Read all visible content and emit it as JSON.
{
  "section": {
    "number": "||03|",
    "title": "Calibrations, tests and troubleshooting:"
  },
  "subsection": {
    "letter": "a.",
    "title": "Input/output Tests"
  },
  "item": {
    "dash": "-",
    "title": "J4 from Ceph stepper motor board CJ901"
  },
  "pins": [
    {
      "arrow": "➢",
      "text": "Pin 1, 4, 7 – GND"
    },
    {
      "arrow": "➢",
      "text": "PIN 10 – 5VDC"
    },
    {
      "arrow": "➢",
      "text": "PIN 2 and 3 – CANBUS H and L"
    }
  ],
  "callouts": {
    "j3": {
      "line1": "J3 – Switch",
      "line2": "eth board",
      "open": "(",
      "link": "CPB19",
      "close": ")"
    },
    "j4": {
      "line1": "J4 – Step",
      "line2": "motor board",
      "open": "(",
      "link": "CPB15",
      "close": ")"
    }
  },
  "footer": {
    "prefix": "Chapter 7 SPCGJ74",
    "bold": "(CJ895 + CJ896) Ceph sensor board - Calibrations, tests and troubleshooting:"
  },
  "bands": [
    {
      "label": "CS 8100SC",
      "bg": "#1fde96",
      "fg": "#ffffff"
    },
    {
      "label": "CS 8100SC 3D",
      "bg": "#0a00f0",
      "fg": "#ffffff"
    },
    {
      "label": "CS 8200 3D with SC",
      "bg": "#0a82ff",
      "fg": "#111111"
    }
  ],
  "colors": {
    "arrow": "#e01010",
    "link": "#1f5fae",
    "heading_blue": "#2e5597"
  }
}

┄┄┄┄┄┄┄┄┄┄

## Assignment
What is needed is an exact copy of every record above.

## Reply
Read all visible content and emit it as JSON.
{
  "section": {
    "number": "||03|",
    "title": "Calibrations, tests and troubleshooting:"
  },
  "subsection": {
    "letter": "a.",
    "title": "Input/output Tests"
  },
  "item": {
    "dash": "-",
    "title": "J4 from Ceph stepper motor board CJ901"
  },
  "pins": [
    {
      "arrow": "➢",
      "text": "Pin 1, 4, 7 – GND"
    },
    {
      "arrow": "➢",
      "text": "PIN 10 – 5VDC"
    },
    {
      "arrow": "➢",
      "text": "PIN 2 and 3 – CANBUS H and L"
    }
  ],
  "callouts": {
    "j3": {
      "line1": "J3 – Switch",
      "line2": "eth board",
      "open": "(",
      "link": "CPB19",
      "close": ")"
    },
    "j4": {
      "line1": "J4 – Step",
      "line2": "motor board",
      "open": "(",
      "link": "CPB15",
      "close": ")"
    }
  },
  "footer": {
    "prefix": "Chapter 7 SPCGJ74",
    "bold": "(CJ895 + CJ896) Ceph sensor board - Calibrations, tests and troubleshooting:"
  },
  "bands": [
    {
      "label": "CS 8100SC",
      "bg": "#1fde96",
      "fg": "#ffffff"
    },
    {
      "label": "CS 8100SC 3D",
      "bg": "#0a00f0",
      "fg": "#ffffff"
    },
    {
      "label": "CS 8200 3D with SC",
      "bg": "#0a82ff",
      "fg": "#111111"
    }
  ],
  "colors": {
    "arrow": "#e01010",
    "link": "#1f5fae",
    "heading_blue": "#2e5597"
  }
}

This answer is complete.